On Prosper 1.0 there were over 50,000 investors and the vast majority of these people lost money. On Prosper 2.0 there are currently over 22,000 investors so it is clear that most 1.0 investors have not come back and invested in 2.0. When you look at the total number of investors who have ever invested in a Prosper loan that number is now over 60,000 – so Prosper has gained around 10,000 new investors since relaunch and 12,000 Prosper 1.0 investors have made a new investment in 2.0.

It is clear that many investors have not forgiven Prosper for their mistakes in 1.0 and that is understandable. I think the real lesson here for investors is to be cautious when starting a new investment. When Prosper began p2p lending was so new that there was simply no track record and with no track record it stands to reason that it was a high risk investment.  While an investment in Prosper loans is certainly not without risk today, there is at least several years of historical return data to analyze now. But If you look too deeply into the numbers for 1.0 you risk coming to some incorrect conclusions.

I know many investors are still sitting in the sidelines waiting to see what will happen with Prosper. Will they keep growing? When will they become profitable? Will these good returns maintained? When these investors decide to invest and start analyzing the Prosper data I think they should give far more weight to the Prosper 2.0 numbers.

I am interested to hear what others think. Were you an investor in Prosper 1.0? Did you change strategies when investing in 2.0? Please leave your thoughts in the comments.

  • Peter Renton
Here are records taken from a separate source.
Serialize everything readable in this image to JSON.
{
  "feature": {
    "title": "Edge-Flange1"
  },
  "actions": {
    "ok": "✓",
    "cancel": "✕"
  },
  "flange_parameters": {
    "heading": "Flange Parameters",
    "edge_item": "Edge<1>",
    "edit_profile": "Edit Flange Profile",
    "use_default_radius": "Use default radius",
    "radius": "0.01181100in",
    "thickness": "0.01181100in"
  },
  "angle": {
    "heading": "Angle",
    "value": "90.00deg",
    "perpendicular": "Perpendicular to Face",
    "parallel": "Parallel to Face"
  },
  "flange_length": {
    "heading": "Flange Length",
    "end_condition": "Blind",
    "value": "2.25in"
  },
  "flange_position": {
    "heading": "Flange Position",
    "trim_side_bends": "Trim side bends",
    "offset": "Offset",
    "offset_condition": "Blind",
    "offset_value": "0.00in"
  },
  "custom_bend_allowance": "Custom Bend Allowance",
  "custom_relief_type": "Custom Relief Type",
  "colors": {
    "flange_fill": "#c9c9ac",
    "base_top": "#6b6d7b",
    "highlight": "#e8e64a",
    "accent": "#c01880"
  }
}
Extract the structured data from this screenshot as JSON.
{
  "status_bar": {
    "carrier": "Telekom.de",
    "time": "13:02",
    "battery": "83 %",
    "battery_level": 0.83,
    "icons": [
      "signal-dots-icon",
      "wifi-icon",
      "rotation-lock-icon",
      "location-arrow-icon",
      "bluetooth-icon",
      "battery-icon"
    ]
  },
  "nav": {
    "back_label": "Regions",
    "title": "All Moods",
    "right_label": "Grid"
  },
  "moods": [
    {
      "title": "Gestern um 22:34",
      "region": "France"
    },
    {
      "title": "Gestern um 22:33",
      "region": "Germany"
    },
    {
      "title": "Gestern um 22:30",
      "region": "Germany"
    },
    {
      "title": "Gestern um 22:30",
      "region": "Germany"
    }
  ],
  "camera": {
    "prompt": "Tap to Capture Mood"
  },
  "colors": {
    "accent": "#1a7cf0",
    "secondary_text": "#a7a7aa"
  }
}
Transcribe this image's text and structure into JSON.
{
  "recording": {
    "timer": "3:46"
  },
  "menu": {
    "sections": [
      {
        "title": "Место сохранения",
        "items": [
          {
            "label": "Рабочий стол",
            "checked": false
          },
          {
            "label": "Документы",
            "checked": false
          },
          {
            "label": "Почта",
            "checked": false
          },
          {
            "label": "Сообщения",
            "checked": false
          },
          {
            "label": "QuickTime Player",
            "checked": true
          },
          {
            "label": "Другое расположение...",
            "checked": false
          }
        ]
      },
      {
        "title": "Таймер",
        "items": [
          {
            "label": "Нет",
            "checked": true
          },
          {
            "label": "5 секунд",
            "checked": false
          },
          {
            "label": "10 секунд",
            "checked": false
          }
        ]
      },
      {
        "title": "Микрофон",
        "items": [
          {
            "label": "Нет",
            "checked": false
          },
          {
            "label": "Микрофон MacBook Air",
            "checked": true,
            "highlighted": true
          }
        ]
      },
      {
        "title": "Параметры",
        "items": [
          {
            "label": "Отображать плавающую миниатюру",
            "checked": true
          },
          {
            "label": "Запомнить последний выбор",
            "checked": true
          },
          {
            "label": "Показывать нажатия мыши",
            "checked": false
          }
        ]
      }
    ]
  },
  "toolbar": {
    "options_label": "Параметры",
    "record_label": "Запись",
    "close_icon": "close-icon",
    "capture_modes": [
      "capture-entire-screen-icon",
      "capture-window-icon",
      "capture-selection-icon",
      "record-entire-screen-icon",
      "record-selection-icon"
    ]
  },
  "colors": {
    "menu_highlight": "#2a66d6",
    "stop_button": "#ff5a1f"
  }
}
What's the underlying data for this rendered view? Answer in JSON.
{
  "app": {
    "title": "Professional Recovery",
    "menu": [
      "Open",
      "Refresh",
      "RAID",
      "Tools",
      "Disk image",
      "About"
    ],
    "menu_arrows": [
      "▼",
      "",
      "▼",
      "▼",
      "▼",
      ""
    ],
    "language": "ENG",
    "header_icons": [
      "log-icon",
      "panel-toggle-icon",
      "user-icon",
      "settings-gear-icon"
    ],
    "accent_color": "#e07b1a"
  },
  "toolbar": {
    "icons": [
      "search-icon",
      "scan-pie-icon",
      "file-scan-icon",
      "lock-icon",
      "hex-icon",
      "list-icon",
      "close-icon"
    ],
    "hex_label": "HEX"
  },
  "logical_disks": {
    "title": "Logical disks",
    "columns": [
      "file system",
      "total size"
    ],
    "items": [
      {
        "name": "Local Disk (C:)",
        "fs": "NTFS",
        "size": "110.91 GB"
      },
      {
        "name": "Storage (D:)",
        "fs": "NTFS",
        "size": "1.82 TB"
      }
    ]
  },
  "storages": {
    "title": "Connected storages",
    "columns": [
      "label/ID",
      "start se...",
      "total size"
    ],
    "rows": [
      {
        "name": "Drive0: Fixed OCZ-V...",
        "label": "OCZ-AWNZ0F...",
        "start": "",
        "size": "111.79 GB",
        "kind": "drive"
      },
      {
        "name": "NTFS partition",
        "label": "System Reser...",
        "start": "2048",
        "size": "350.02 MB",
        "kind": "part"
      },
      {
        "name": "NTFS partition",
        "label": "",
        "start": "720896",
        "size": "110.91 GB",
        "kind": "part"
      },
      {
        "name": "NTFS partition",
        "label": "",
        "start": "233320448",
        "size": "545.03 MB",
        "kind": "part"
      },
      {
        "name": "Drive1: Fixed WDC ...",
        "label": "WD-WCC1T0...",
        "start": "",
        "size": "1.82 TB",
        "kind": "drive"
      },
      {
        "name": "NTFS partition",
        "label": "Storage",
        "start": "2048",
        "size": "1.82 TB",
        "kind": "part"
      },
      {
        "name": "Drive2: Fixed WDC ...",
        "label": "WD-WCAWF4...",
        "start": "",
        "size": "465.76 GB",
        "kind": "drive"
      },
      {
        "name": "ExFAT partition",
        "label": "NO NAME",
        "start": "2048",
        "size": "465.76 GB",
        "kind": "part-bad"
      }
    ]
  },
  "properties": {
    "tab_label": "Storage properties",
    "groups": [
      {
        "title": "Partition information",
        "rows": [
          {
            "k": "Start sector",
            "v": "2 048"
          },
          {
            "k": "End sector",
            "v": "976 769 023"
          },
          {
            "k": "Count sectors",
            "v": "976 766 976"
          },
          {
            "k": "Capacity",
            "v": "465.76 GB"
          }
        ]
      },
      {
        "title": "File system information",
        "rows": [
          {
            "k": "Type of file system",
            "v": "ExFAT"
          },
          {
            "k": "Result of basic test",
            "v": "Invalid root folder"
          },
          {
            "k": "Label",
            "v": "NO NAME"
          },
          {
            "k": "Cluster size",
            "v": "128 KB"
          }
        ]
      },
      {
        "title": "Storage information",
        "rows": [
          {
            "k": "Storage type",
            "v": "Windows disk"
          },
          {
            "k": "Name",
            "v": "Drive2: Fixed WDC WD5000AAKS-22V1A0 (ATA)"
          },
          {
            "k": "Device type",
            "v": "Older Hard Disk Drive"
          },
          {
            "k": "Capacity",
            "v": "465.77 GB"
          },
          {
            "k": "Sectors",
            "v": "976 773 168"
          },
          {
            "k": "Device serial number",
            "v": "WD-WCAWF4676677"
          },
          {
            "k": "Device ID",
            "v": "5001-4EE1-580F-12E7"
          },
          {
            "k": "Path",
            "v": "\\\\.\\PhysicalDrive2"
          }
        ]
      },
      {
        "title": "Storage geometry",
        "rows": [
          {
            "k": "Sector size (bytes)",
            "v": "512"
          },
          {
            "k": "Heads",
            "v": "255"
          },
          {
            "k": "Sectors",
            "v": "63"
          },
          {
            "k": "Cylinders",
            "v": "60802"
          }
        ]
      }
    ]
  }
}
    Peter Renton is the chairman and co-founder of Fintech Nexus, the world’s largest digital media company focused on fintech. Peter has been writing about fintech since 2010 and he is the author and creator of the Fintech One-on-One Podcast, the first and longest-running fintech interview series.